So who should read this book?
Well, if you have teenage children, then certainly it’s worth a look, but don’t rule the book out if you have smaller children too. There’s a lot of stuff in here that I can see applies to my younger children, and some things to think about with regard to them, that may (may!) make their teenage lives a little easier. For example, the book suggests that young children who can exhibit greater self-control might make better risk decisions as teenagers – there’s quite a lot in the book about the “Marshmallow Test.” As a parent who worries about his (comparatively spoiled) third child, this has given me some food (not the squidgy sugary type) for thought.
There are lots of bits of information about trends and behaviors from all ages in the book that have helped me understand the human condition a little more. Parenting is super-stressful but I have found a gentle reminder that many behaviors have a logical semi-explainable reason behind them, makes it easier to stay grounded and not let my own emotions get the better of me. (My neighbors, who have just spent the two week, Easter, school break next door to me and my three mostly-house-bound-due-to-chicken-pox children, may say that I am practicing some self-deception here.)
If you are struggling with your teenager, the final chapter, “It’s the Journey that Matters,” will give you hope. It ends with a wonderful story about the genesis of a play co-written by Professor Blakemore and a local theatre group, called Brainstorm.
The book includes an extract of the play and it is a thing of rare beauty. It will make you appreciate your teen a little more, help you understand them, put you in their shoes, and help you realize the struggle is more than worth it. You can find out more about Brainstorm, here.
All in all, Inventing Ourselves offers a compassionate overview of the science surrounding the development of the teenage brain. It sets out to defend much-maligned adolescents and explains the science behind some of their behavior.
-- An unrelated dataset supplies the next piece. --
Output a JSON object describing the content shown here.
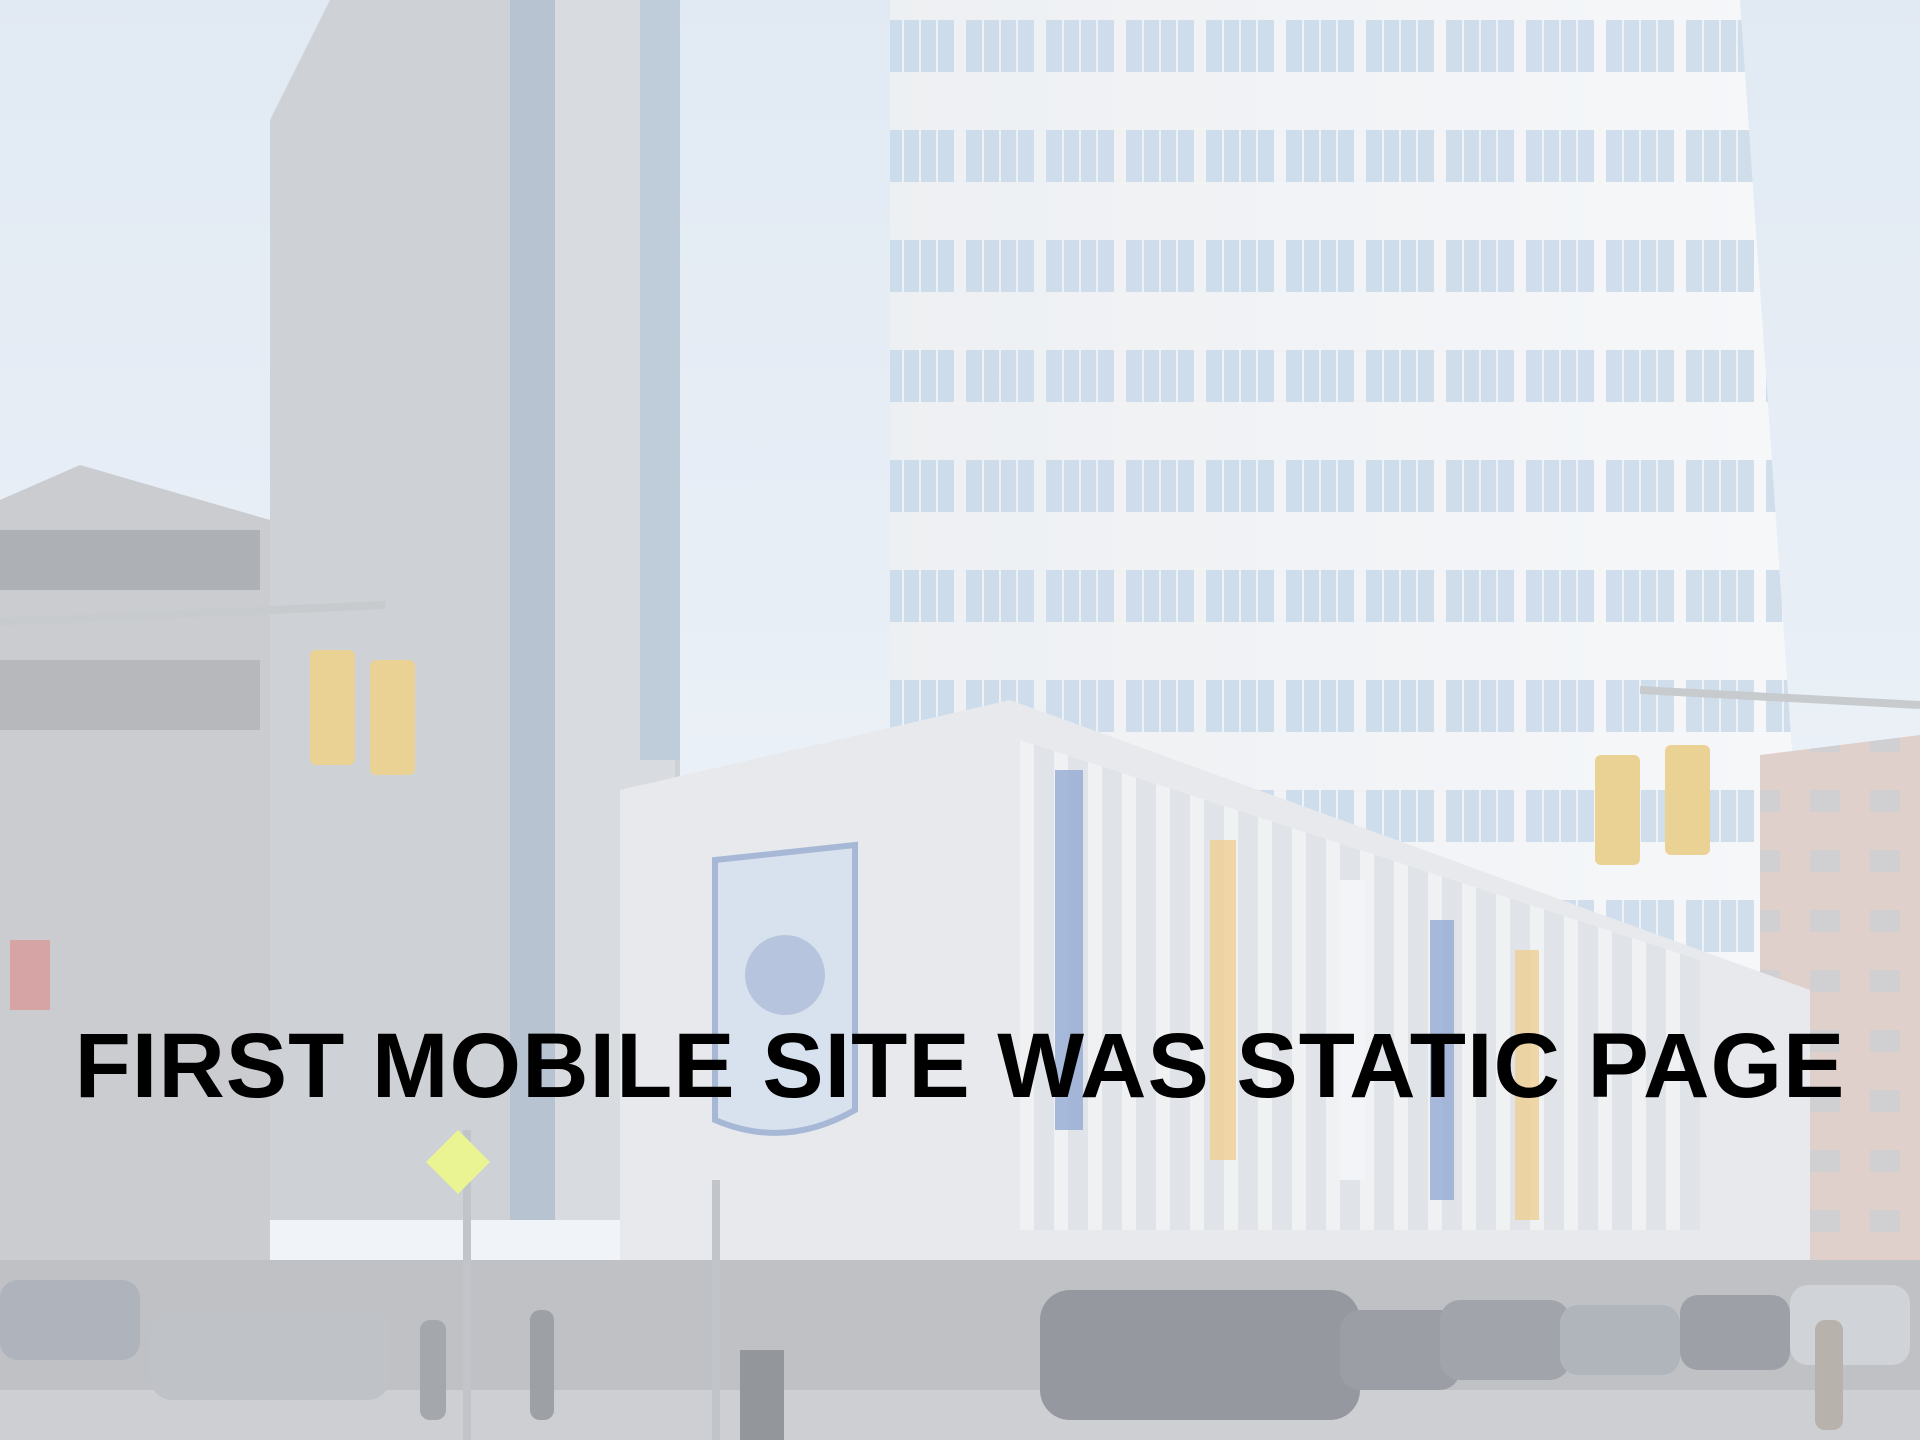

For parents of teenagers, it’s an invaluable primer in “all this is normal,” which may well come in handy when your sanity is sapped from asking for the 15th time for your child to stop leaving the lights on…
If you’d like to pick up a copy of Inventing Ourselves, you can do so here, in the US and here, in the UK.
Disclosure: I received a copy of this book in order to write this review.